- _Action item_
Report each line below that carries the word "AGIV".

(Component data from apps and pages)

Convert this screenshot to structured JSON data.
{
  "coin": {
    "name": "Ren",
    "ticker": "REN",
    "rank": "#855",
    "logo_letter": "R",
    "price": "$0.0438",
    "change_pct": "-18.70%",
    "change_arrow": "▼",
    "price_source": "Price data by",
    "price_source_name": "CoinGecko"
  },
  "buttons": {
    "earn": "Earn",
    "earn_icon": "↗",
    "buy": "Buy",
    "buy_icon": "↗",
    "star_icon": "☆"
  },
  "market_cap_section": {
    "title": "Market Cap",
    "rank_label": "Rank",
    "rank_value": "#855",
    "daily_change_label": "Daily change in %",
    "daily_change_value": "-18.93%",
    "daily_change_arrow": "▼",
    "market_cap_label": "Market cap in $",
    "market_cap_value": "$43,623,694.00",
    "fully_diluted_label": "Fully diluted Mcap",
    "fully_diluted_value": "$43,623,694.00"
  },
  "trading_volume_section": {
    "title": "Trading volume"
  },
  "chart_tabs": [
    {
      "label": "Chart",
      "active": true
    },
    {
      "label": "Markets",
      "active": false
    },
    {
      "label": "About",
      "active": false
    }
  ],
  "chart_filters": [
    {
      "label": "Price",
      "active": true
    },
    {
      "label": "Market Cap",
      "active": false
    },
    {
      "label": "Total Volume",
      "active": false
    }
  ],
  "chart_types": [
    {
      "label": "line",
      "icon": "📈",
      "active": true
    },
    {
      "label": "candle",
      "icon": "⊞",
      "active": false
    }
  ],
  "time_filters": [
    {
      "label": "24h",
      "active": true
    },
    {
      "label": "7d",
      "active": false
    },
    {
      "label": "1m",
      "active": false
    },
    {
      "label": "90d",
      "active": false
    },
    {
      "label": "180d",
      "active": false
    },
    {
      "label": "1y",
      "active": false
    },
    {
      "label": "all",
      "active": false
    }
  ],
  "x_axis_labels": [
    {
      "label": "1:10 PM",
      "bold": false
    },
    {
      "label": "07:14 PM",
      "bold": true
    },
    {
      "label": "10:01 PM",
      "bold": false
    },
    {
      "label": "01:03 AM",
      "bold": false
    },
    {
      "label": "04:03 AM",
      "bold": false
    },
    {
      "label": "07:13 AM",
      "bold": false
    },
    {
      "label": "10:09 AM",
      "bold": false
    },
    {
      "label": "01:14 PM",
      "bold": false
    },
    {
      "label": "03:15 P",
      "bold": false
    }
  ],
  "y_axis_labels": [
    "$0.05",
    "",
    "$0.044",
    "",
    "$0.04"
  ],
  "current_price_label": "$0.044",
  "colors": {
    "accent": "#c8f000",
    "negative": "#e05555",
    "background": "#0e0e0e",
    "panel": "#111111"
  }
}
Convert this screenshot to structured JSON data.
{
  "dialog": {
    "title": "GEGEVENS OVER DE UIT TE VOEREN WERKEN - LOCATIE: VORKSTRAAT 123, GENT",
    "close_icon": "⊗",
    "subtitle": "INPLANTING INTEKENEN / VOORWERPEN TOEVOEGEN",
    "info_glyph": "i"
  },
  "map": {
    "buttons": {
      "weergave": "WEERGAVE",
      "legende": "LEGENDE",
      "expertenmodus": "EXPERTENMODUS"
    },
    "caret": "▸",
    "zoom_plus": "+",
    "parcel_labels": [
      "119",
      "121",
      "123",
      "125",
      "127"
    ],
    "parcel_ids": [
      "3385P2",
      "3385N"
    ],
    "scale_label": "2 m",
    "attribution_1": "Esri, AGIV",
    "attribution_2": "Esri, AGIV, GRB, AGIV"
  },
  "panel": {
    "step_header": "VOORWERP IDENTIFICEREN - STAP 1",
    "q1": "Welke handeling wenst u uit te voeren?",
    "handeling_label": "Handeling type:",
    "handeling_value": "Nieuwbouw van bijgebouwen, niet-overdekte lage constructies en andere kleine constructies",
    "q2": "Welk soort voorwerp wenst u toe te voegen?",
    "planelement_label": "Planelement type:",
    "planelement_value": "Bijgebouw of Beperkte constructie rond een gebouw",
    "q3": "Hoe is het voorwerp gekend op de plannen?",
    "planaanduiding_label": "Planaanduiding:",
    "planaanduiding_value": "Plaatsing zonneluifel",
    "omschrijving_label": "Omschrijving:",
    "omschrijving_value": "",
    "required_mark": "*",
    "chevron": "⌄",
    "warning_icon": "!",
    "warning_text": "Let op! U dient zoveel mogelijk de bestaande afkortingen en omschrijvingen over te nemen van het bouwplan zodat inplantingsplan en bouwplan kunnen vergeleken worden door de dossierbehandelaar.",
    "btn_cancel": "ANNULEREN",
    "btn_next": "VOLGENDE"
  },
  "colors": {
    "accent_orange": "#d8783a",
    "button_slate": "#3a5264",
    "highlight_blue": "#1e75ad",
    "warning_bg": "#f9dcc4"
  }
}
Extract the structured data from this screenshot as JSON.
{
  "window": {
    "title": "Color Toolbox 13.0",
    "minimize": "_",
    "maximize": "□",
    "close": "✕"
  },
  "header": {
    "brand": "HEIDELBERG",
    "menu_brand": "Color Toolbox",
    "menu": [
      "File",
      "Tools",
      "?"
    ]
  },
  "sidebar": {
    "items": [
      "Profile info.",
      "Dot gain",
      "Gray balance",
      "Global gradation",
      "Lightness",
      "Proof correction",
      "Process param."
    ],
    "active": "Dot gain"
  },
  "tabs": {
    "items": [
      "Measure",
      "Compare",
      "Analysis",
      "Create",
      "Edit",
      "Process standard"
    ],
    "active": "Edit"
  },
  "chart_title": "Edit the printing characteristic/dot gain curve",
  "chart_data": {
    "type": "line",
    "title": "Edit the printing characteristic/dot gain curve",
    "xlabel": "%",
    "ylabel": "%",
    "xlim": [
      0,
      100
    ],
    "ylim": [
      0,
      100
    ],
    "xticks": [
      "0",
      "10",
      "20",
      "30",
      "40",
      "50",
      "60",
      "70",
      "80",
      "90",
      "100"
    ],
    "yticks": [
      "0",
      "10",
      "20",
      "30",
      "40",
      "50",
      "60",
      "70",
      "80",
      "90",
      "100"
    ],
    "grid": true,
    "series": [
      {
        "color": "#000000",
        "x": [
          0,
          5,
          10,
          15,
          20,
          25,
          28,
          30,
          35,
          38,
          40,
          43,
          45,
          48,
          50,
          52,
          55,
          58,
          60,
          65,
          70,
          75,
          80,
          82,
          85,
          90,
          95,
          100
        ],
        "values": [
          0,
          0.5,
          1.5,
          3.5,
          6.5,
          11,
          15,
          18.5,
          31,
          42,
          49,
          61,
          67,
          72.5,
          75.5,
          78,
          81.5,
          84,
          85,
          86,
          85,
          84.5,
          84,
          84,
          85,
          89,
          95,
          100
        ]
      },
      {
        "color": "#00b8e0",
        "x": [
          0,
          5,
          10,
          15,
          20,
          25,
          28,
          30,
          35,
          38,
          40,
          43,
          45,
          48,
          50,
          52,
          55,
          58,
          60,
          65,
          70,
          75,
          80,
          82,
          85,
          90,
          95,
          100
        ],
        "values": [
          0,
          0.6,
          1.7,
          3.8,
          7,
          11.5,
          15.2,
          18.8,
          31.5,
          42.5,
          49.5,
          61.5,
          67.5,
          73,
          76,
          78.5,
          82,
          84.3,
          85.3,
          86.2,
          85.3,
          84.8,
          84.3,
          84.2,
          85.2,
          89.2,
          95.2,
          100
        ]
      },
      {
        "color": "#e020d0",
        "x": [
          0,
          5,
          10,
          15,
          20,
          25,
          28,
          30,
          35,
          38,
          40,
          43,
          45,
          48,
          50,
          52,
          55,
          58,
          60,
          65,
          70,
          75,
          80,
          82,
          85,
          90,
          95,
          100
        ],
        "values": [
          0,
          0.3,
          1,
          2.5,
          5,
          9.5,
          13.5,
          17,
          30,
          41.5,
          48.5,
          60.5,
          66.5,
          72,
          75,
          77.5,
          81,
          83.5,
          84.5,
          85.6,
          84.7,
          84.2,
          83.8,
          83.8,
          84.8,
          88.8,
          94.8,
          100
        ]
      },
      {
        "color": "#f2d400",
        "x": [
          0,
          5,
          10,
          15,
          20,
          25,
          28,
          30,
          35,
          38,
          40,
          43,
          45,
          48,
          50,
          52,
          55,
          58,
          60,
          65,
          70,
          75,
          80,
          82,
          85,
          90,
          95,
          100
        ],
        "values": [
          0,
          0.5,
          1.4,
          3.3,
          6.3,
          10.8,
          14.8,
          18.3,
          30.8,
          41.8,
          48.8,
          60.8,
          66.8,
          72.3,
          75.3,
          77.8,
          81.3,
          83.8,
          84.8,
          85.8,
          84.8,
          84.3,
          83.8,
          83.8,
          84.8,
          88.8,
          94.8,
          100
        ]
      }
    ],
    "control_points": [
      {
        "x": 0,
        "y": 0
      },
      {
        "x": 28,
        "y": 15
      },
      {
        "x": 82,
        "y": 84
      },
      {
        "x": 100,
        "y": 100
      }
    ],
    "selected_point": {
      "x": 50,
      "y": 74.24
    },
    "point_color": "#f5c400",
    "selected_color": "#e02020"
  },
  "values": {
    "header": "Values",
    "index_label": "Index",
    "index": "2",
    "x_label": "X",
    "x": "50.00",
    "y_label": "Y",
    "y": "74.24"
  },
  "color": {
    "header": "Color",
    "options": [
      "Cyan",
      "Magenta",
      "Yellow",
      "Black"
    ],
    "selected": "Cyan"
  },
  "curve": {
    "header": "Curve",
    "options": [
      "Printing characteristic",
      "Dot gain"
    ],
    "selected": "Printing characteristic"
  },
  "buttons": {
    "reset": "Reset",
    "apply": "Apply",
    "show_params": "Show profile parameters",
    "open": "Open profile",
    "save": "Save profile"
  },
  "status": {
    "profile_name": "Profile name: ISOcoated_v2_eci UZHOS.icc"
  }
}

- _Exercise solution_
    "attribution_1": "Esri, AGIV",
    "attribution_2": "Esri, AGIV, GRB, AGIV"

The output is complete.